> _Work task_
Bring together all lines of the material below that contain the string "state".

> _Material supplied_
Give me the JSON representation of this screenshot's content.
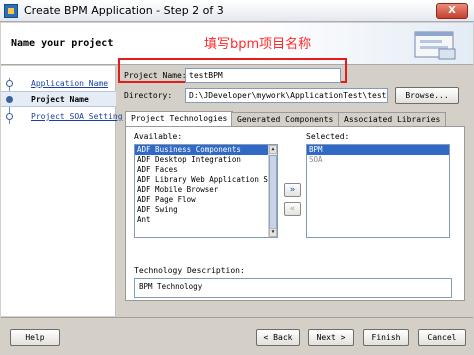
{
  "window": {
    "title": "Create BPM Application - Step 2 of 3",
    "close_label": "X"
  },
  "header": {
    "step_title": "Name your project",
    "annotation": "填写bpm项目名称"
  },
  "steps": [
    {
      "label": "Application Name",
      "state": "done"
    },
    {
      "label": "Project Name",
      "state": "current"
    },
    {
      "label": "Project SOA Setting",
      "state": "todo"
    }
  ],
  "form": {
    "project_name_label": "Project Name:",
    "project_name_value": "testBPM",
    "directory_label": "Directory:",
    "directory_value": "D:\\JDeveloper\\mywork\\ApplicationTest\\testBPM",
    "browse_label": "Browse..."
  },
  "tabs": [
    {
      "label": "Project Technologies",
      "active": true
    },
    {
      "label": "Generated Components",
      "active": false
    },
    {
      "label": "Associated Libraries",
      "active": false
    }
  ],
  "available": {
    "label": "Available:",
    "items": [
      "ADF Business Components",
      "ADF Desktop Integration",
      "ADF Faces",
      "ADF Library Web Application Su",
      "ADF Mobile Browser",
      "ADF Page Flow",
      "ADF Swing",
      "Ant"
    ],
    "selected_index": 0
  },
  "selected": {
    "label": "Selected:",
    "items": [
      "BPM",
      "SOA"
    ],
    "selected_index": 0
  },
  "movers": {
    "add_symbol": "»",
    "remove_symbol": "«"
  },
  "technology_description": {
    "label": "Technology Description:",
    "value": "BPM Technology"
  },
  "footer": {
    "help": "Help",
    "back": "< Back",
    "next": "Next >",
    "finish": "Finish",
    "cancel": "Cancel"
  },
  "colors": {
    "accent": "#3169c6",
    "annotation": "#ff2a2a",
    "highlight_box": "#e31c1c"
  }
}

> _Reply to the task_
      "state": "done"
      "state": "current"
      "state": "todo"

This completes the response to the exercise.